| Jun 10, 2021 | Divorce

People considering divorce usually have a lot of questions. Many of those questions have to do with property and income. You’ve probably heard a nightmare story about one spouse receiving everything and the other left homeless and still paying child support.

In reality, such stories are typically wild exaggerations. In Florida, a truly uneven outcome like that is unlikely. The judge presiding over your divorce has to make decisions about splitting up your property, but they can’t just give one spouse everything.

As an equitable distribution state, Florida prioritizes fairness in the division of marital assets. What factors does a judge consider when they try to determine what is fair?

Judges look at the marriage and the situations of the individual spouses

There are many different considerations that influence how a judge will divide your property and your debt in a Florida divorce. The law lists nine specific factors and then also instructs the judge to consider other factors that would influence the fairness of the outcome.

Your individual contributions to the marriage will be a major consideration. Your income and any unpaid work you did around the home or with children in the family can influence what a judge believes you should receive from the marital estate. The judge will also look at your current economic situation and earning potential.

Your career and any contributions you made to your spouse’s career can influence property division. The length of your marriage is also a consideration. The judge will also need to think about the individual assets.

Even the custody of your minor children could play a role, as a judge may be more likely to let the parent with more parenting time stay in the family home if that would be better for the children. After considering all of those things, a judge then has to set terms that they think are fair for the division of your property.

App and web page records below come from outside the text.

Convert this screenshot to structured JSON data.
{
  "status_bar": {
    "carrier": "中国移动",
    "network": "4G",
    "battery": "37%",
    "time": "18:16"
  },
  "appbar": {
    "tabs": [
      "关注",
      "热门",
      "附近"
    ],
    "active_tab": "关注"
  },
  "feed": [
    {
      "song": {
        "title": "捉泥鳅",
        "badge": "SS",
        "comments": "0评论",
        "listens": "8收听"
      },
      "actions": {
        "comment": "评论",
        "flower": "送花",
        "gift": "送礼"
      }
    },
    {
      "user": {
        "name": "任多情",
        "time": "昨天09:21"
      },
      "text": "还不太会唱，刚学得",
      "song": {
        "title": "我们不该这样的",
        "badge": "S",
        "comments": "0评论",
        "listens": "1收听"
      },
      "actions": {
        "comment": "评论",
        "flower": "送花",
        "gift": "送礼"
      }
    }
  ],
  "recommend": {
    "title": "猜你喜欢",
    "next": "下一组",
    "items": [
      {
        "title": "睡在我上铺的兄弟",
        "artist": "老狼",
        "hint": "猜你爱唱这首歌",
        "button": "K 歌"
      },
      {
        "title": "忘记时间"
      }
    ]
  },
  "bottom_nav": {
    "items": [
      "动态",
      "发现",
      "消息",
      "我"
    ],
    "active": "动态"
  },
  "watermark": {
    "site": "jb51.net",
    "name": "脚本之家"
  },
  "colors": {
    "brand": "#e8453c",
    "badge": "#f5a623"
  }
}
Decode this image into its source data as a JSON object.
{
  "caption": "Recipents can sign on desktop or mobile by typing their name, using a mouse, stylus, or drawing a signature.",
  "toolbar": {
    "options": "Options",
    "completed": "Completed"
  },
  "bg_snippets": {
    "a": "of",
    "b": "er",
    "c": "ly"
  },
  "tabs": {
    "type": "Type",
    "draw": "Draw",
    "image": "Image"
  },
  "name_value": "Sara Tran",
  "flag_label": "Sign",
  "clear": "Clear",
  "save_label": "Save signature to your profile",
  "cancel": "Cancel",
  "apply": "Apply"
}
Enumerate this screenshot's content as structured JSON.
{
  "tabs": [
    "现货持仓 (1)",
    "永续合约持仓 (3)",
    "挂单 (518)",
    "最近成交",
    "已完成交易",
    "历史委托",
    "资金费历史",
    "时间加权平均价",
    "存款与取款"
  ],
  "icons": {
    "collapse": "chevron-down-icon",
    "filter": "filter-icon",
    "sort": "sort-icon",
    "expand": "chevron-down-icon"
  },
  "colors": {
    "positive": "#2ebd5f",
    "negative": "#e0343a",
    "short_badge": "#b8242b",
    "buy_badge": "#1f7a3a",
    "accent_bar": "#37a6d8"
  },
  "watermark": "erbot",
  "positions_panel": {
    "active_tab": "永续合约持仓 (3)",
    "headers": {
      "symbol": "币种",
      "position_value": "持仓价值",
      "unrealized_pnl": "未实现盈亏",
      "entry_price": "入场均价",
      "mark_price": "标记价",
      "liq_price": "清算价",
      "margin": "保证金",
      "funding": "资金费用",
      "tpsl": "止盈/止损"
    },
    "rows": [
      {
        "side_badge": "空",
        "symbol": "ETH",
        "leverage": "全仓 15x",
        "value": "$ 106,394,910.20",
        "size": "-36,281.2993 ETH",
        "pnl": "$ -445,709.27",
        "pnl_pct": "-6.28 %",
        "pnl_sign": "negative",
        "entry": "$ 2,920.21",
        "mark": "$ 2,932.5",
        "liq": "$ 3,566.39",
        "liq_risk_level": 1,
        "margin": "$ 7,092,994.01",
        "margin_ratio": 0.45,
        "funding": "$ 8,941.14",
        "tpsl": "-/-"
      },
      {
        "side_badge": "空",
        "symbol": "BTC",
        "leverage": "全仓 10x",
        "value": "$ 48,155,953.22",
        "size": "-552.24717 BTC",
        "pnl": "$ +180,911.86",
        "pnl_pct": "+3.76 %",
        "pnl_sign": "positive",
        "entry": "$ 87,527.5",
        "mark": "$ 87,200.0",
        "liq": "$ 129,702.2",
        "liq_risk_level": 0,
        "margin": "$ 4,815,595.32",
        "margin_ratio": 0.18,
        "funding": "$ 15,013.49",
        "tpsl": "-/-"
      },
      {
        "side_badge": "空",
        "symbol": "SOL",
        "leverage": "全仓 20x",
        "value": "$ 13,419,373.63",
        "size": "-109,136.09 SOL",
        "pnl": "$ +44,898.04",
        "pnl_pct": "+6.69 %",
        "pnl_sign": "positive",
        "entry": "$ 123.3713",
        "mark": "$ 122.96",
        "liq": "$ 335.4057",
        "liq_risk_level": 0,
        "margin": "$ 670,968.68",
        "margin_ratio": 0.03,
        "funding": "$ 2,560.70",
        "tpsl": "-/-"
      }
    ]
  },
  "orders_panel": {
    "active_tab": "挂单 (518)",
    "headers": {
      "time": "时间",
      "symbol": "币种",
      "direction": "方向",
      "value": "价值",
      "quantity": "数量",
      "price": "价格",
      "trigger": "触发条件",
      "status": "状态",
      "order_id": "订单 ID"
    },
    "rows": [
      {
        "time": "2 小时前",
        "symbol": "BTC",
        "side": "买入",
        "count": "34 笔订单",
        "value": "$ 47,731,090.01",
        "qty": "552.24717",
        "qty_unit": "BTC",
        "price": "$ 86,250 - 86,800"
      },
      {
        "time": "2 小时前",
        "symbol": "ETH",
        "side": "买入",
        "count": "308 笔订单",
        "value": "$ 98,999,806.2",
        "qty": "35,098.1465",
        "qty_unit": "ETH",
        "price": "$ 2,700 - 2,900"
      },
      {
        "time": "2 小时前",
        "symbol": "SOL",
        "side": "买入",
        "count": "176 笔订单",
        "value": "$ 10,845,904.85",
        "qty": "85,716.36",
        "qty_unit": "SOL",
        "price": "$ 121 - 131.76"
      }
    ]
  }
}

You have the option of taking control of the property settlement

If the idea of having a judge make all of the financial decisions about your immediate future frightens you, you are not alone. Many people dislike the idea of handing over all authority to a complete stranger.

You and your spouse do have the option of negotiating a settlement with one another. Some couples find that this approach is beneficial, especially if they have unique assets like a business that would be hard for a judge to split appropriately. The better you understand property division in Florida divorces, the easier it will be for you to navigate the divorce and seek a positive outcome.